THE only thing that went wrong for Frank Kudo Sunday was that his New York Yankees were getting blown out by the Atlanta Braves in the World Series. Fortunately for the president of Hawaii Winter Baseball, it was easy enough to tune out the distressing news from his portable radio during a balmy afternoon at Rainbow Stadium.
Take me out
to the winter ballgame
All Kudo had to do was look out from his seat above the Honolulu Sharks' dugout to enjoy a perfect day at the park. The opening homestand for the Sharks was a success, drawing nearly 5,000 fans for the three-game series against the West Oahu CaneFires.
"We have to feel good about the attendance," Kudo said. "Opening night (last Friday) had one of the biggest crowds (2,174) in our four years at Rainbow Stadium. I think it's just taken people some time to learn what the league is all about.
"The level of awareness has to be built up. Having a number of our former players make it up to the big leagues helps our credibility. And we're getting better and better players."
A study done by Hawaii Winter Baseball showed that 30
percent of the league's Class A and AA players have been called up by their parent clubs and have made at least one appearance in a major-league game. The
percentage is even higher for the Japanese players with HWB
becoming known as the place where stars are born.
The league has even developed its own "telescope" to observe its rising stars in the form of a 30-minute highlight program called "Road to the Show" televised Mondays on KFVE at 9:30 p.m.
"Rather than televising games, we want to tell people what we're all about, what we stand for," said Kudo. "Every week we have a different show for the 10 consecutive weeks of the season."
Unless it's virtual reality, television will never be able to top the feeling of actually being in the stands. Of seeing the light in the eyes of a Little Leaguer when catching his or her first foul ball. Or of duplicating the concession stand smells unique to Hawaii: boiled peanuts, saimin and teriyaki burgers.
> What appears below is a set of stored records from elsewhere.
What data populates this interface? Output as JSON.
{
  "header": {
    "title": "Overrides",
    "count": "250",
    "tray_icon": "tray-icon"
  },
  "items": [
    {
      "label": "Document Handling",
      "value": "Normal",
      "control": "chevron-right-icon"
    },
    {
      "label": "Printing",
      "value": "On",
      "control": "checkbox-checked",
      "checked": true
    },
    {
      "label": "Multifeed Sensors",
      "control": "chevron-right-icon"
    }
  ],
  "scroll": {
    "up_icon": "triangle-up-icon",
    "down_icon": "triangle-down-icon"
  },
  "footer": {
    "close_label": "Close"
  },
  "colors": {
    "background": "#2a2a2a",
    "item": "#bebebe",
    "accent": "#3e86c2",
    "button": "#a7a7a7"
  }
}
Last Sunday afternoon was about as good as it gets. There were spectacular defensive plays by both teams, particularly West Oahu shortstop Matt Bokemeier, who personally retired the side on three consecutive throwing gems in the bottom of the second.
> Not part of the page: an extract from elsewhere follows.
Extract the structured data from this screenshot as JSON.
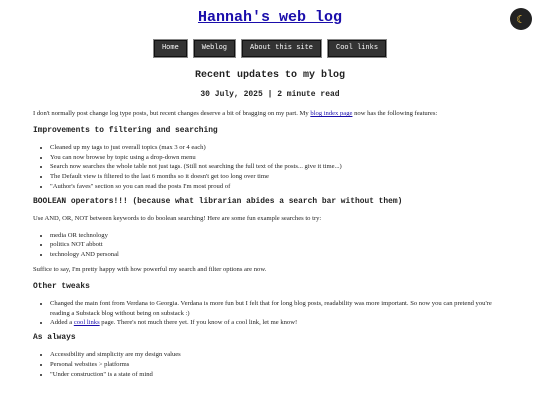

NOT that the game needs any help to entertain the fans - the Sharks won the game in dramatic fashion in the bottom of the ninth - but Hawaii Winter Baseball continues to come up with crowd-pleasing treats for all ages.
The league grows on you. Wayne Tanaka went to high school on the Big Island with league owner Duane Kurisu, which played a part in Tanaka becoming a season ticket holder for the inaugural season in 1993.
"But even if I didn't know Duane, I think I would have come to watch," said Tanaka, who has renewed his tickets for a fourth season. "If you understand baseball and like watching it, this caliber is very high. By coming regularly over the years, I can see the caliber of play has gotten even better.
"Definitely, I'd like to have a team on the windward side."
Unfortunately, it appears that the Kaneohe Bay Dawgs, scheduled to play at the Kaneohe Marine Corps Base-Hawaii, will be sent to the pound before their scheduled debut next season.
"It was a 'go' with the Marine base until problems with their legal department came up," said Ruben Chappins, who is in charge of HWB player logistics. "We know that the Kona Man O'Wars (the other 1997 expansion franchise) will have great community support just from the ticket sales for our Nov. 1-3 series between Hilo and Honolulu in Kona."
Life is a game of chance. Kurisu took a big one in starting HWB four years ago.
Major League Baseball is pitching its future to Hawaii. All the fans have to do is take a swing.
Cindy Luis is a Star-Bulletin sportswriter.
Her column appears weekly.